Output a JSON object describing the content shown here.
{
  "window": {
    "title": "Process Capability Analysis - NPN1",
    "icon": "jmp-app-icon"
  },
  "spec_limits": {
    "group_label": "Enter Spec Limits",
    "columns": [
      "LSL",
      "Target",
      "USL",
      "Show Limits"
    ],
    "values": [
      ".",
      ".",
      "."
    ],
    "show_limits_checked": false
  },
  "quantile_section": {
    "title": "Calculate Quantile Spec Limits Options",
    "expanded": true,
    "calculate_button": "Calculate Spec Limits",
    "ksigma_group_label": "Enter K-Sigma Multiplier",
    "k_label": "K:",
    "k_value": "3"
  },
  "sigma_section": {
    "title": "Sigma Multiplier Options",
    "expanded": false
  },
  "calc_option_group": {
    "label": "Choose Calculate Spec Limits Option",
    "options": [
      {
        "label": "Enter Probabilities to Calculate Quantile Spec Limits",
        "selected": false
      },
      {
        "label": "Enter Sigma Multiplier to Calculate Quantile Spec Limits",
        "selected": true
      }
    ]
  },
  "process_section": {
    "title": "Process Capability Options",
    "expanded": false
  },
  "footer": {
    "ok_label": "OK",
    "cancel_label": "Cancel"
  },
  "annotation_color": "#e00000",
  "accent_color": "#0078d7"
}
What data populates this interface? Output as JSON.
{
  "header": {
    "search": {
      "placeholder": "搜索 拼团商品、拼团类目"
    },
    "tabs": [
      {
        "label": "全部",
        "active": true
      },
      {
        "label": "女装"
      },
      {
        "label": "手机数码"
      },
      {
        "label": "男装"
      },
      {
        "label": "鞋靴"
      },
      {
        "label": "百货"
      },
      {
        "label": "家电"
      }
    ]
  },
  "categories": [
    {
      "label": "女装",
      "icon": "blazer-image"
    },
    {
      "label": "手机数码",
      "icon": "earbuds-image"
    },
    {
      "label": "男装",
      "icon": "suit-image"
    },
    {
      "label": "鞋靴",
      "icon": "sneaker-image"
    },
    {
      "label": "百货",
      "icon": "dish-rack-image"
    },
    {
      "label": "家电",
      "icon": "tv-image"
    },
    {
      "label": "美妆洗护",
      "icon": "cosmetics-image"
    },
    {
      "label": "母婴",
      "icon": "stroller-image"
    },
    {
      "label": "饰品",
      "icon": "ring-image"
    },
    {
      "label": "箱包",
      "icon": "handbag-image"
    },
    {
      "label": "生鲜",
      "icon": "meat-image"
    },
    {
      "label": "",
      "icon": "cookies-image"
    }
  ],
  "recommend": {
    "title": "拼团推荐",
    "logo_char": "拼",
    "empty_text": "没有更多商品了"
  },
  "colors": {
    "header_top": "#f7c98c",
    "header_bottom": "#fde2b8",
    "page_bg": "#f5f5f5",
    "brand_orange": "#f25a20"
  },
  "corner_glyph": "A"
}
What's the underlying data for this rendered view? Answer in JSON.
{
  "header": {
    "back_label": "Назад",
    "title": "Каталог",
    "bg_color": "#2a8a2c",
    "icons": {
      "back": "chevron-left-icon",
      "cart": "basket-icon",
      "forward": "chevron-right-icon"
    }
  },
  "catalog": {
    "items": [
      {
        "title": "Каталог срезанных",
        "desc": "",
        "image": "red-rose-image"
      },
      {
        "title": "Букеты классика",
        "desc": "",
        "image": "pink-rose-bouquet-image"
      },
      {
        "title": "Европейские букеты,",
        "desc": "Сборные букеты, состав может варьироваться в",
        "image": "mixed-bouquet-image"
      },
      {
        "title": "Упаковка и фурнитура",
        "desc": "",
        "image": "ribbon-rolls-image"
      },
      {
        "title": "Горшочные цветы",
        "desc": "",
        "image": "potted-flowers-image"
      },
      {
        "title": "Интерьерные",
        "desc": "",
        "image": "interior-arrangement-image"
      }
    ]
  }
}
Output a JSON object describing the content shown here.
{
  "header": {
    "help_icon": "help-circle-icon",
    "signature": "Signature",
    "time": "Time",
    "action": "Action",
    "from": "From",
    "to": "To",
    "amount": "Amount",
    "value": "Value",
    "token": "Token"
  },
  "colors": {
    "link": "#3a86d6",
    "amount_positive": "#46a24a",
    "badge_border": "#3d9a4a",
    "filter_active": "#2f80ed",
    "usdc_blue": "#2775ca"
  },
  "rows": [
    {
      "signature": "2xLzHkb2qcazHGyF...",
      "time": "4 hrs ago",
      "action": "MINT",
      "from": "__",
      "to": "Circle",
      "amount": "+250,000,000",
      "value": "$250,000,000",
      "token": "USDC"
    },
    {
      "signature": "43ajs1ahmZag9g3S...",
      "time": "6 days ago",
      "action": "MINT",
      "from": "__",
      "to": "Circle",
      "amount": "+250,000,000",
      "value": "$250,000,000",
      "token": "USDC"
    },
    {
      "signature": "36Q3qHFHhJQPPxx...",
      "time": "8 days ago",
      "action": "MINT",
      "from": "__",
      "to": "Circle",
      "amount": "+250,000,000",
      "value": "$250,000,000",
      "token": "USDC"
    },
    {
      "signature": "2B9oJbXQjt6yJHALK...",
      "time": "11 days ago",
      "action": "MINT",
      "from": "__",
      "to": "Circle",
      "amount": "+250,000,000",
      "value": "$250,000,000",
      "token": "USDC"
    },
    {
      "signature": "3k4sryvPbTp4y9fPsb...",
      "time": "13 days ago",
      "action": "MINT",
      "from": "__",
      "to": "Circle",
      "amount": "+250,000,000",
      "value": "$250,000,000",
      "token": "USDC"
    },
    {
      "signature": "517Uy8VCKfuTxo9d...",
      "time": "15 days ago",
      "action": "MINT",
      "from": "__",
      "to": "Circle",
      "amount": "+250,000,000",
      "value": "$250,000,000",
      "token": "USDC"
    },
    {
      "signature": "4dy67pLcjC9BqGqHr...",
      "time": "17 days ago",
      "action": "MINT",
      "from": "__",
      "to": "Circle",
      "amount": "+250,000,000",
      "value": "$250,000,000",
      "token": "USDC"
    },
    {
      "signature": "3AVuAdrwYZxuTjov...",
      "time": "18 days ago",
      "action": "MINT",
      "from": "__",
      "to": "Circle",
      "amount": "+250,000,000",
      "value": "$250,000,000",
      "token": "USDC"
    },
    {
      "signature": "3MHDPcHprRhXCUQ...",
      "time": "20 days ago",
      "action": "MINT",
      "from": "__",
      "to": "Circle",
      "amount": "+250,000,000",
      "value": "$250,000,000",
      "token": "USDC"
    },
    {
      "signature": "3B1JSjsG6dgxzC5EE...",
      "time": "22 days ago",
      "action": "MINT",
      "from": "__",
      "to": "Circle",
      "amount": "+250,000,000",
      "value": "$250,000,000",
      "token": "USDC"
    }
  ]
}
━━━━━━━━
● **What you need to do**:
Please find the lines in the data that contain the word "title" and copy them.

● **Response to the exercise**:
    "title": "Process Capability Analysis - NPN1",
    "title": "Calculate Quantile Spec Limits Options",
    "title": "Sigma Multiplier Options",
    "title": "Process Capability Options",
    "title": "拼团推荐",
    "title": "Каталог",
        "title": "Каталог срезанных",
        "title": "Букеты классика",
        "title": "Европейские букеты,",
        "title": "Упаковка и фурнитура",
        "title": "Горшочные цветы",
        "title": "Интерьерные",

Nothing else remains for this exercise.